There are lots of factors behind the disappointingly weak economy. Dysfunctional politics in Washington and a national unemployment rate of 9.1%. Europe's never-ending Mediterranean sovereign debt crisis. A slowing global economy.
The epicenter of America's sputtering economy is the long-term trend of stagnant to lower earnings for everyone but the top 1% of the income spectrum. Over the past four decades Corporate America has restructured, downsized, right-sized, and reengineered millions of people out of their jobs while putting the squeeze on the wages of remaining workers.
Daily living has turned into a high-wire act for just about everyone--from the blue-collar worker that managed to find a job as a security guard making minimum wage to the local government payroll processor worried that his job might be outsourced to India to the middle manager turned consultant after her position was eliminated during the Great Recession. Pensions are vulnerable to the manic whims of the market.
Put it this way: When do you think ordinary workers with families will feel comfortable walking into the boss's office and saying, "Give me a 10% raise or I'll quit!" The most likely answer for years to come will be, "We'll miss you. Goodbye."

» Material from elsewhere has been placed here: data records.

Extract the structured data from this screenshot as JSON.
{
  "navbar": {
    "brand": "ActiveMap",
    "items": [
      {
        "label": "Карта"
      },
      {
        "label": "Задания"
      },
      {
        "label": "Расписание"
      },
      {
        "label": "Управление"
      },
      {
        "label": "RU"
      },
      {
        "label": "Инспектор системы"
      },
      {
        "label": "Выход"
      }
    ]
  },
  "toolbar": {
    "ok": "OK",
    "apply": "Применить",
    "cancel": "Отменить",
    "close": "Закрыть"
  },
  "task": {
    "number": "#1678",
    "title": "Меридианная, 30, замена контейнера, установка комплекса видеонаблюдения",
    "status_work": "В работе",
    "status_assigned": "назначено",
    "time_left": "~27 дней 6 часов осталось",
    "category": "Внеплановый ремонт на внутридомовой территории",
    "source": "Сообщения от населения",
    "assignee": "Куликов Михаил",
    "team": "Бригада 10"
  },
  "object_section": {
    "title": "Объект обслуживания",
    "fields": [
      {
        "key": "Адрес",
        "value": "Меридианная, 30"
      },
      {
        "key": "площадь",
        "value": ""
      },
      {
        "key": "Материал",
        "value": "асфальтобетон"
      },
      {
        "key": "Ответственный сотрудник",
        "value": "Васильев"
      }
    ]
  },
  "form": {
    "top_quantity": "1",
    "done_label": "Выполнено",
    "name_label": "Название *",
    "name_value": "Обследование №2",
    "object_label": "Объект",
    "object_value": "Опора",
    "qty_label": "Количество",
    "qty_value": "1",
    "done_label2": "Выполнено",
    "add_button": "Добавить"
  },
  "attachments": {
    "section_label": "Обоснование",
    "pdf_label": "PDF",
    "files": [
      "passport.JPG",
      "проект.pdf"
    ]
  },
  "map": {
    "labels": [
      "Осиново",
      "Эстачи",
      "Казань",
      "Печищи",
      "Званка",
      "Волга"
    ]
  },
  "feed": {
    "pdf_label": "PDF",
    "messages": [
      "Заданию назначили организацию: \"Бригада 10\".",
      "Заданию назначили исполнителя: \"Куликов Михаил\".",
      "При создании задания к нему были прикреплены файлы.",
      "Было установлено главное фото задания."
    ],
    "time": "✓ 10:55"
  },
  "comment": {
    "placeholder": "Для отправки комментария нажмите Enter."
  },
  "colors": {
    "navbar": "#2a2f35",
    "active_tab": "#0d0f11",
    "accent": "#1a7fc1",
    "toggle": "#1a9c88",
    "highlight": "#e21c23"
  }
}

Eventually, we might get a substantial bounce in the economy. But the economy will continue to sputter along over the long haul without substantially improving the wages and incomes of ordinary workers and not just the rewards to CEOs and hedge fund managers.
The veteran value investor Jeremy Grantham of the money management firm GMO in his latest newsletter emphasizes the tenuous position of the U.S. worker. (The newsletter is rich with insight about the economy and investing. It's a must-read. I'm focusing on what he says about the plight of the U.S. worker.)
Two years ago Grantham argued that the faced 7 painful, lean years of economic growth recovering from the housing bust and Great recession. In GDP terms, that means growing at a 2% to 2.25% annual rate, far below the 3.5% pace we got used to in the previous three decades.
The current economic and financial environment is even worse than he expected. "Today the artificial sugar-coating of increasing debt has been removed and we must live with the reality that an average hour's work has not received a material increase for 40 years," he writes.
The wealthy can buy Chanel suits and BMWs. But most people are struggling to make ends meet for robust economic growth. A healthy economy requires dividing the economic pie more evenly.
That would mean lower income and sales taxes for the bottom 75% of earners and higher taxes for the top 10%! We have allowed the vagaries of globalization and the plentiful supply of cheap Chinese labor to determine our income distribution, which has become steadily steeper, to the point where we have become one of the least egalitarian developed societies. Wouldn't it be better for us to decide deliberately and by ourselves that income distribution which creates the best balance of social justice and incentive to work? I am not suggesting that we become some goody two-shoes Scandinavian country. But how about going back to the levels of income equality that existed under the Presidency of that notable Pinko, Dwight Eisenhower.>
Robert Reich, professor at the University of California Berkeley and Marketplace commentator, has repeatedly and eloquently highlighted the critical role income inequality plays in the economy troubles. For instance, check out his book Aftershock: The Next Economy and America's Future
The U.S. needs to move away from a reliance on debt-fueled consumption ingrained in our tax code and so many public policies. Instead, we should focus far more on improving education, infrastructure, research and development, and savings. Those are the building blocks of a productive economy.
Here's an intriguing post by Michael Mandel on what that might mean.